Life circumstances can impact on everyone and their emotional wellbeing. When someone’s thoughts, emotions and experiences are ongoing or distressing, a clinician may give them a diagnosis of an illness, disorder or condition to describe what is happening. People are not their diagnosis, though some people find a diagnosis helpful.

From a lived experience perspective, it is important that we describe a diagnosis for what it is: a medical term used to describe a set of symptoms. It is a quick way of summarising a person’s emotional experiences and behaviours. A person does not have a diagnosis; they are given a diagnosis.

- A person with lived experience of a mental health condition

Often people with the same diagnosis have very different experiences. This means that people should never use a diagnosis to try and understand a person. The best source of information about what a person is experiencing is that person.

- A person with lived experience of a mental health condition

Some diagnoses describe similar behaviours or experiences and can be grouped together:

  • People who are diagnosed with an anxiety disorder, usually experience fears that affect their quality of life and ability to do the things that they want to do. Anxiety disorders include anxiety, obsessive compulsive disorder, phobias, panic disorder and post-traumatic stress disorder.
  • People who are diagnosed with an eating disorder, usually have thoughts about food, weight and eating that lead them to make choices that affect their physical health. Eating disorders include anorexia nervosa and bulimia nervosa.
  • People who are diagnosed with a mood disorder, usually experience sadness or happiness more intensely and for a longer period of time than would be expected for their life circumstances. Mood disorders include depression and bipolar disorder.
  • People who are diagnosed with a personality disorder, usually have thoughts and emotions that affect how they manage stress and relate to other people. Personality disorders include borderline personality disorder and narcissistic personality disorder.
  • People who are diagnosed with a psychotic disorder, usually think, hear, see or experience things in a way that is very different from other people. Psychotic disorders include schizophrenia.
  • People who are diagnosed with a substance related disorder, usually use a substance in a way that interferes in their life.

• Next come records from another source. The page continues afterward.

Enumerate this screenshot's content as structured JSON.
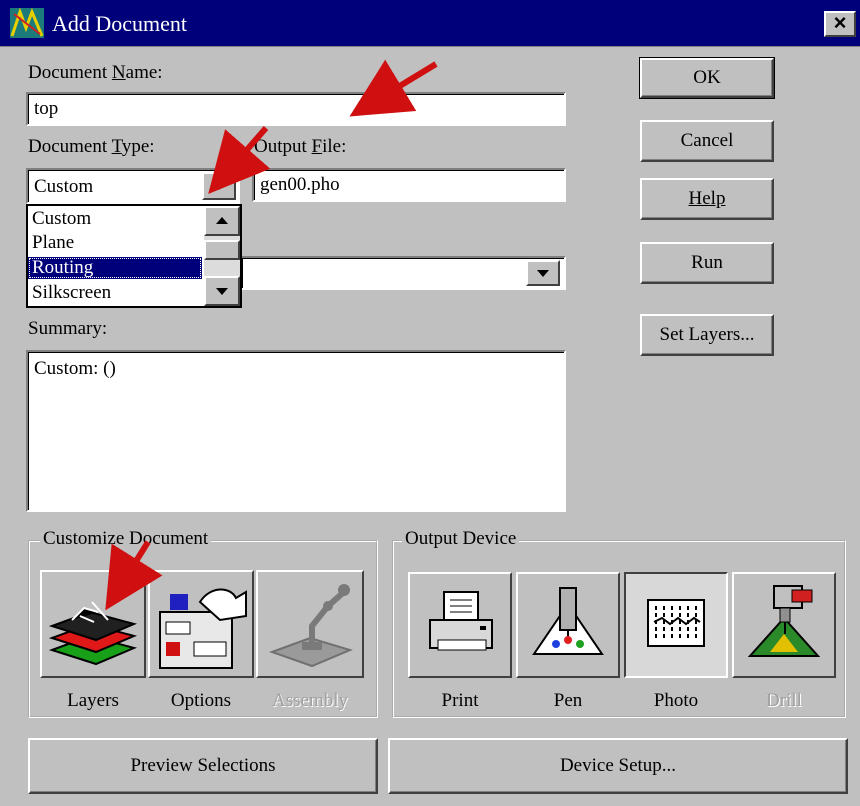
{
  "window": {
    "title": "Add Document"
  },
  "document_name": {
    "label": "Document Name:",
    "underline_char": "N",
    "value": "top"
  },
  "document_type": {
    "label": "Document Type:",
    "underline_char": "T",
    "value": "Custom",
    "options": [
      "Custom",
      "Plane",
      "Routing",
      "Silkscreen"
    ],
    "highlighted": "Routing"
  },
  "output_file": {
    "label": "Output File:",
    "underline_char": "F",
    "value": "gen00.pho"
  },
  "summary": {
    "label": "Summary:",
    "value": "Custom: ()"
  },
  "buttons": {
    "ok": "OK",
    "cancel": "Cancel",
    "help": "Help",
    "run": "Run",
    "set_layers": "Set Layers..."
  },
  "customize_document": {
    "title": "Customize Document",
    "items": [
      {
        "label": "Layers",
        "icon": "layers-icon",
        "enabled": true
      },
      {
        "label": "Options",
        "icon": "options-icon",
        "enabled": true
      },
      {
        "label": "Assembly",
        "icon": "assembly-icon",
        "enabled": false
      }
    ]
  },
  "output_device": {
    "title": "Output Device",
    "items": [
      {
        "label": "Print",
        "icon": "printer-icon",
        "enabled": true
      },
      {
        "label": "Pen",
        "icon": "pen-plotter-icon",
        "enabled": true
      },
      {
        "label": "Photo",
        "icon": "photo-plotter-icon",
        "enabled": true,
        "selected": true
      },
      {
        "label": "Drill",
        "icon": "drill-icon",
        "enabled": false
      }
    ]
  },
  "bottom_buttons": {
    "preview": "Preview Selections",
    "device_setup": "Device Setup..."
  },
  "colors": {
    "title_bar": "#00007b",
    "dialog_face": "#c0c0c0",
    "selection": "#00007b",
    "annotation_arrow": "#d01010"
  }
}
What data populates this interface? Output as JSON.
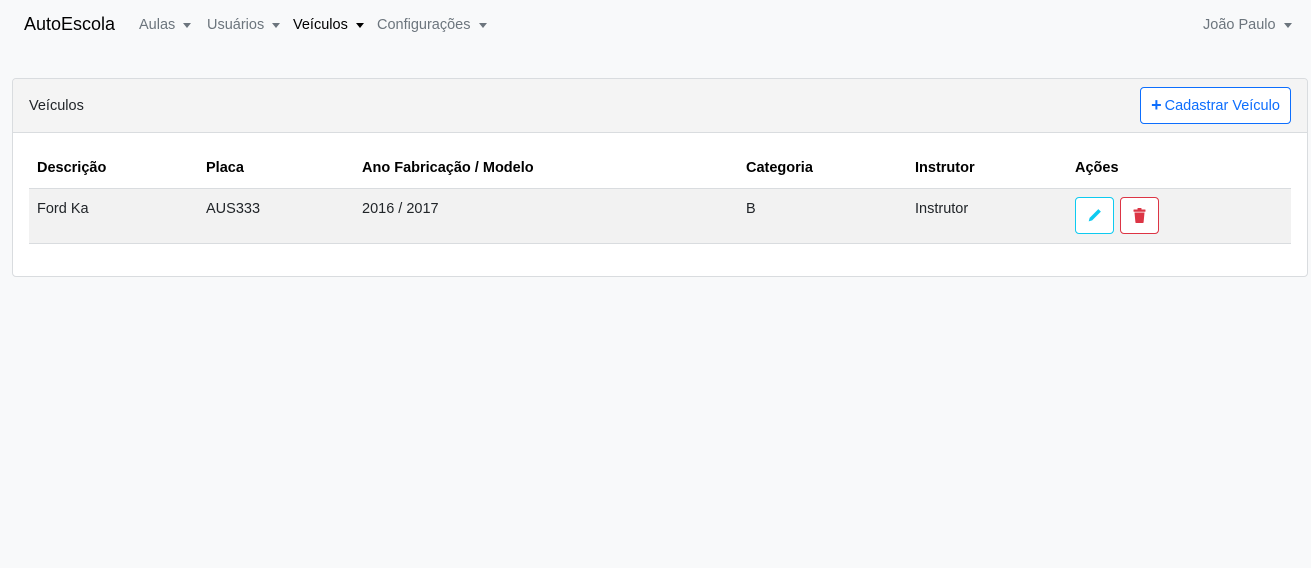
{
  "navbar": {
    "brand": "AutoEscola",
    "items": [
      {
        "label": "Aulas"
      },
      {
        "label": "Usuários"
      },
      {
        "label": "Veículos"
      },
      {
        "label": "Configurações"
      }
    ],
    "user": "João Paulo"
  },
  "card": {
    "title": "Veículos",
    "add_button": "Cadastrar Veículo"
  },
  "table": {
    "headers": [
      "Descrição",
      "Placa",
      "Ano Fabricação / Modelo",
      "Categoria",
      "Instrutor",
      "Ações"
    ],
    "rows": [
      {
        "descricao": "Ford Ka",
        "placa": "AUS333",
        "ano": "2016 / 2017",
        "categoria": "B",
        "instrutor": "Instrutor"
      }
    ]
  },
  "colors": {
    "primary": "#0d6efd",
    "info": "#0dcaf0",
    "danger": "#dc3545"
  },
  "icons": {
    "edit": "pencil-icon",
    "delete": "trash-icon",
    "add": "plus-icon"
  }
}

Psychiatrists and clinical psychologists are trained to provide people with a mental health diagnosis. Diagnosing can be complex as it is difficult to categorise human experiences. 

… a diagnosis by itself is a poor guide to understanding a person or their experiences and could lead to workers making assumptions.

- A person with lived experience of a mental health condition

Workers need to be encouraged to ask the person questions about their experiences and needs.

- A person with lived experience of a mental health condition

At the end of the day, we need to ask people what they are going through and respond specifically to that.

 - A person with lived experience of a mental health condition


headspace: The Pros and Cons of Receiving a Diagnosis
In this video, headspace Youth National Reference Group members, Hannah and Sophie, outline some of the pros and cons of receiving a diagnosis for a mental health issue.
Type: Video | Closed captions
Duration 3.20 minutes

WayAhead: Factsheets
This website provides a range of fact sheets for wellbeing and mental illnesses, fact sheet translations and a directory of NSW services.

Head to Health: What you should know about mental health conditions and disorders?
Head to Health is an Australian Department of Health website which provides resources for people who have been diagnosed with a mental illness.

The Royal Australian & New Zealand College of Psychiatrists: Mental health professionals: Who's who?
There are a range of professionals who can help with mental health issues. This is a guide to the different mental health workers you might come across and describes who does what.
Type: Web page
Estimated reading time: 5 minutes

Mental health translations
This website provides access to health, wellbeing and mental health resources translated in many languages.​

Current as at: Monday 12 December 2022
Contact page owner: Mental Health